It is advisable to establish a policy as knowledge workers might already be using ChatGPT for various tasks. An outright block might result in covert “shadow” ChatGPT usage, giving organizations a false sense of compliance. Employees should treat information posted through ChatGPT as if it were public. Organizations should monitor usage, encourage innovation, but ensure ChatGPT is used responsibly and never unfiltered with customers and partners.


The provided list of resources highlights the various sources from which information about ChatGPT and related AI technologies has been drawn for the purpose of the FAQ. These resources, provided by the creators and hosts of the technology, offer insights into the development, deployment, and implications of using AI models like ChatGPT. Here’s a brief summary of what these resources entail:

ChatGPT and GPT Board Reference Presentation: A deep dive into the workings, application, and impact of GPT and ChatGPT models.

Innovation Insight for ML-Powered Coding Assistants: A resource providing information on how machine learning is being used to facilitate coding, discussing AI models like GPT-3’s code-generation capabilities.
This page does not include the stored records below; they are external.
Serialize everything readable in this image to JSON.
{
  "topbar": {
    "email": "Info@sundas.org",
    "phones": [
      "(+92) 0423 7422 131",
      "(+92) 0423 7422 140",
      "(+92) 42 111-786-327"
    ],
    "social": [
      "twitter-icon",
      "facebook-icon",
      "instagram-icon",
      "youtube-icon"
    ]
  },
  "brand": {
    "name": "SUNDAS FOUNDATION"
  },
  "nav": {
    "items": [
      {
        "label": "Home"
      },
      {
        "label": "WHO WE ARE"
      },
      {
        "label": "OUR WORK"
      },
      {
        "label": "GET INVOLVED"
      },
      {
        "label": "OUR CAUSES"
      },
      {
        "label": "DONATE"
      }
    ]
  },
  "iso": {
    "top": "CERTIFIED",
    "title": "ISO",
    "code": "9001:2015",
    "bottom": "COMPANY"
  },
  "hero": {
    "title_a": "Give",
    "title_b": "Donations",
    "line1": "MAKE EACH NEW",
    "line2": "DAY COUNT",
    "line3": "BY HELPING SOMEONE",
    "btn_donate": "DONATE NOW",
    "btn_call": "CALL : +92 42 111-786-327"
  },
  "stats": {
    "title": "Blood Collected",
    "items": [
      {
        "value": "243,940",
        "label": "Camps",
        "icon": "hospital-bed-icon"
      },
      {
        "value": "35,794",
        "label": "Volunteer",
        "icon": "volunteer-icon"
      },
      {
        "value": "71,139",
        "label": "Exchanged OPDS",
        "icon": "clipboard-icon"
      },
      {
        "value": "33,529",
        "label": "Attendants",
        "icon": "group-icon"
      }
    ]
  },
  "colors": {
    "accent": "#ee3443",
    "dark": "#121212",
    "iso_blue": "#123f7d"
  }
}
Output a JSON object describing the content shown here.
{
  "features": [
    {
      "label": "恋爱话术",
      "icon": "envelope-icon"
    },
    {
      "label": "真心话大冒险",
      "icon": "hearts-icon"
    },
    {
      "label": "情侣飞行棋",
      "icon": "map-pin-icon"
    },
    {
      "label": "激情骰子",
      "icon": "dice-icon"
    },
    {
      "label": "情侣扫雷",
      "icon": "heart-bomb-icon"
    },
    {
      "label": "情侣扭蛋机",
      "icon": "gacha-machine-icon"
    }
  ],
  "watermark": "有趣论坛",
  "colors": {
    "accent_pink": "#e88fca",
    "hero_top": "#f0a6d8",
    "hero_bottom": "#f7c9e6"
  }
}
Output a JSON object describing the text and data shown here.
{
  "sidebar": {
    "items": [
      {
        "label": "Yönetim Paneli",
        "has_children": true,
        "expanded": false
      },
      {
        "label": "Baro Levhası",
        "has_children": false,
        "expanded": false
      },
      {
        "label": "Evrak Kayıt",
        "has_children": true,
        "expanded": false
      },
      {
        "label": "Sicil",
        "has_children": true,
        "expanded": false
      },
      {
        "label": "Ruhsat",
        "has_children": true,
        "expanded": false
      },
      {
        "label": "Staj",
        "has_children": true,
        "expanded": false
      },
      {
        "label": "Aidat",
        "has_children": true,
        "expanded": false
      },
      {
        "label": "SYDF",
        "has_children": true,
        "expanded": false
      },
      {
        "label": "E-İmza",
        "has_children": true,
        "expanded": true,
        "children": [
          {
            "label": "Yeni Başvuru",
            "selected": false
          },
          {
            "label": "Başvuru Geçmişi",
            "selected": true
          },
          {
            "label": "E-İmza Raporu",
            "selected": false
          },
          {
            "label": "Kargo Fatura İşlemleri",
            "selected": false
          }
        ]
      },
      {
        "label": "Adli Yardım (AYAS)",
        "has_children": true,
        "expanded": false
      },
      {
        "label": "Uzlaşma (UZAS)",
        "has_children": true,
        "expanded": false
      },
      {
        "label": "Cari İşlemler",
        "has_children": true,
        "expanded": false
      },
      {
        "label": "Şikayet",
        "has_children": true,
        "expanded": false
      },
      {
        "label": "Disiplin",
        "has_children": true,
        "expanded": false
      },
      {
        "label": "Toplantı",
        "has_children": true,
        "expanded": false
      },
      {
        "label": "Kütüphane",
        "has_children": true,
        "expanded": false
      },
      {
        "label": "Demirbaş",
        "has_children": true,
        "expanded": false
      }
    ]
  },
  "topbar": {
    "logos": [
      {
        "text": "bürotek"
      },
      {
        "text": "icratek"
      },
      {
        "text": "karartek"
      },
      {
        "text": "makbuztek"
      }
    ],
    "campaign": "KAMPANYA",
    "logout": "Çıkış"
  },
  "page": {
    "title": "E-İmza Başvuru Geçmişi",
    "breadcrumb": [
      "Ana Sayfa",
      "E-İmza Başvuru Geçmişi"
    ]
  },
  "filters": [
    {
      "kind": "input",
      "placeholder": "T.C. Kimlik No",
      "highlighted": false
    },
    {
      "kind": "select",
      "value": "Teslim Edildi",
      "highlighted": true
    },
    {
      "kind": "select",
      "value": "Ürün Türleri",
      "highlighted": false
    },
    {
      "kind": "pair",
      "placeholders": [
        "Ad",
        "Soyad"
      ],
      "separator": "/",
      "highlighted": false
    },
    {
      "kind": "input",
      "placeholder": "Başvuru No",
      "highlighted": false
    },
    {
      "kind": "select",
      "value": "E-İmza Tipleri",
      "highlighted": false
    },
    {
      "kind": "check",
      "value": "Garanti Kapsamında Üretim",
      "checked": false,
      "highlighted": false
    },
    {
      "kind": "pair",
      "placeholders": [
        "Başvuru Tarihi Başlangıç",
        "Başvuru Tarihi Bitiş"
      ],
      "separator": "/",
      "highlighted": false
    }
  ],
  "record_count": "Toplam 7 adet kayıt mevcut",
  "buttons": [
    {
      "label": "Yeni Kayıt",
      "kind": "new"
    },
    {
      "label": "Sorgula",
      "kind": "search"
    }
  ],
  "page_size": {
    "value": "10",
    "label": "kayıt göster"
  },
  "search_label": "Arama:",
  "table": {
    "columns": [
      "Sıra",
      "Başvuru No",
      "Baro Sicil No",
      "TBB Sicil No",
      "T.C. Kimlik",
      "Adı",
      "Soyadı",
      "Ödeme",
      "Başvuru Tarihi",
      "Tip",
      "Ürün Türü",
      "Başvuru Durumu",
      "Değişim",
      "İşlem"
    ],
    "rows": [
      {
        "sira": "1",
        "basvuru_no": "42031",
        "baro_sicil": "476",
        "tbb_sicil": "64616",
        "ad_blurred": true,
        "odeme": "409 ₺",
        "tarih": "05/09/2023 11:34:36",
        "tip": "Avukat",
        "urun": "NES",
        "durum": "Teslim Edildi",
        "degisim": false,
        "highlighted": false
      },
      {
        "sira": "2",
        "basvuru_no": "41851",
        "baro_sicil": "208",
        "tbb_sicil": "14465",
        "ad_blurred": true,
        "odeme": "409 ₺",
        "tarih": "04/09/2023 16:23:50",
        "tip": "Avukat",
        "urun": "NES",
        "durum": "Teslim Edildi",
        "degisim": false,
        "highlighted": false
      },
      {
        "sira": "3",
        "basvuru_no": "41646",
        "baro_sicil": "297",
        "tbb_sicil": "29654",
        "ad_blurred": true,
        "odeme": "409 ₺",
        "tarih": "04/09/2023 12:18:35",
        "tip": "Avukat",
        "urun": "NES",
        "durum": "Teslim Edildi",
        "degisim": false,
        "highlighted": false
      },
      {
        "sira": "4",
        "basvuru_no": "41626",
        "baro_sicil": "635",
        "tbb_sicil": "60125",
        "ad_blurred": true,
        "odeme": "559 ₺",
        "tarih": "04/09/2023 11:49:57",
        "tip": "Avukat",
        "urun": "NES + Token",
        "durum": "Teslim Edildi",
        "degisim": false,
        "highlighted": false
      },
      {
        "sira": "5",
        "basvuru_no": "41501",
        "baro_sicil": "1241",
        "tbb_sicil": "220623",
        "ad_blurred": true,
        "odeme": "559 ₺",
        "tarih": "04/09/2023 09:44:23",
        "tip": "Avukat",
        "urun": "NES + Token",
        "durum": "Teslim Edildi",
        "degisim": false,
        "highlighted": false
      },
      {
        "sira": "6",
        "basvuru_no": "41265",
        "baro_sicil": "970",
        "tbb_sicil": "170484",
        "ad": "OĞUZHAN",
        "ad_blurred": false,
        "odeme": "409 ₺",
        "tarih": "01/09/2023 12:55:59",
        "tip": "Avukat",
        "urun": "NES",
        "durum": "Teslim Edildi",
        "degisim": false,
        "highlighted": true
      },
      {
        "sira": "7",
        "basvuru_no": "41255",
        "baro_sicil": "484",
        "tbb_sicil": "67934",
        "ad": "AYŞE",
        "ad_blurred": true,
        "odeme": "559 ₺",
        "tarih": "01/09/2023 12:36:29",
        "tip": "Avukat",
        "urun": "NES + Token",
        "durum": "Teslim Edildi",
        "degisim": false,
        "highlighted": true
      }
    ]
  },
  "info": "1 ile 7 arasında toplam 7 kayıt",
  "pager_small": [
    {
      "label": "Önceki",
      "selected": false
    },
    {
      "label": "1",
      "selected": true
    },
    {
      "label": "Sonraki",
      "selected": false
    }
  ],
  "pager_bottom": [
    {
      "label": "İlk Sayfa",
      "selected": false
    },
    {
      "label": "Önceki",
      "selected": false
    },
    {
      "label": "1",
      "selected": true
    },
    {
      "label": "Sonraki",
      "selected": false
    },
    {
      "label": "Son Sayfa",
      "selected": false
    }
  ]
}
ChatGPT: Optimizing Language Models for Dialogue, OpenAI: A detailed explanation of the development and optimization process of the ChatGPT model, published by OpenAI.

Azure OpenAI Service, Microsoft: Information on Microsoft’s Azure OpenAI service, including its features, capabilities, and use cases.

Introducing ChatGPT Plus, OpenAI: An announcement by OpenAI introducing the enhanced features and capabilities of the ChatGPT Plus model.

General Availability of Azure OpenAI Service Expands Access to Large, Advanced AI Models With Added Enterprise Benefits, Microsoft: A release by Microsoft announcing the broader availability of their Azure OpenAI service, with an emphasis on its benefits for enterprises.

Microsoft Teams Premium: Cut Costs and Add AI-Powered Productivity, Microsoft: A resource detailing the integration of AI technologies into Microsoft Teams for enhanced productivity and efficiency.

Data, Privacy, and Security for Azure OpenAI Service, Microsoft: Information provided by Microsoft regarding data handling, privacy measures, and security features within their Azure OpenAI service.